The pandemic has touched every organisation in Bath and North East Somerset, including charitable/not for profit organisations who have lost vital funding streams and staff, either temporarily or for the long-term. Although we’re facing a great deal of uncertainty, this crisis has given us an opportunity to share learning, expertise and resource across all sectors. It’s going to be a learning curve, but everyone we have spoken to over the last few months is willing to get involved and help in any way they can. We’ve seen the evidence all around us of how possible it is to change our community for the better, simply by working together:
The Compassionate Community Hub, which is run by Virgin Care, BaNES 3S and BaNES Council, is a wonderfully inspiring example of collaborative working that has come about as a direct result of lockdown.
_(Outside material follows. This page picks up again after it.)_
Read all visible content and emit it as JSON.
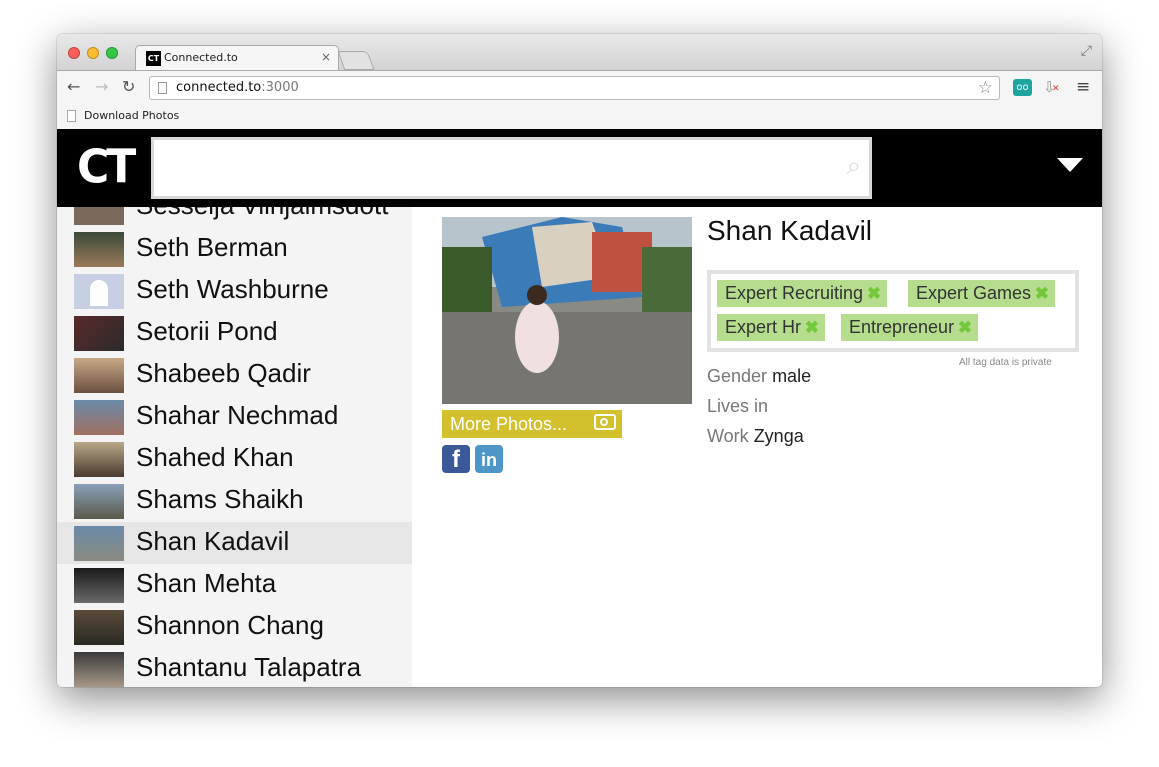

The Hub came together in a matter of days and demonstrates just what can be achieved when organisations work in partnership.
St John’s is also part of the Economic Recovery and Renewal Partnership, an initiative that has brought together business, education and council leaders to support recovery from the pandemic and help shape a new economic vision for BaNES. The Partnership is already beginning to set out some really positive and exciting goals, including decreasing our region’s dependence on tourism; making BaNES more attractive to businesses; up-skilling young people; embedding environmental sustainability and, most importantly, removing the inequality that exists in our region.
What does this new future hold for St John’s?
Our overwhelming conclusion is that we must hold steady and remain true to our ambition, namely to build a community where every child from birth to 12 years is supported to grow into a healthy, happy and educated member of the community.
To ensure we can deliver targeted and focussed support through the programmes within our Foundation Fund, we are working closely with education and children’s services leaders from across Bath and North East Somerset. We recently held a meeting with 20 members of the local education community to better understand the challenges facing schools as a result of Covid-19. We heard how mental health support is increasingly in demand, along with more resource to support with basic reading, writing and numeracy, particularly for vulnerable children.
Although we are deeply concerned by the devastating and widespread impact the pandemic is having on our community, St John’s alone cannot be everything to everyone or attempt to fix every social issue in BaNES. Rather, we will seek to work in partnership with the many remarkable charities already active in our region, to build on what they are already doing, while continuing to offer our funding support to all who need it.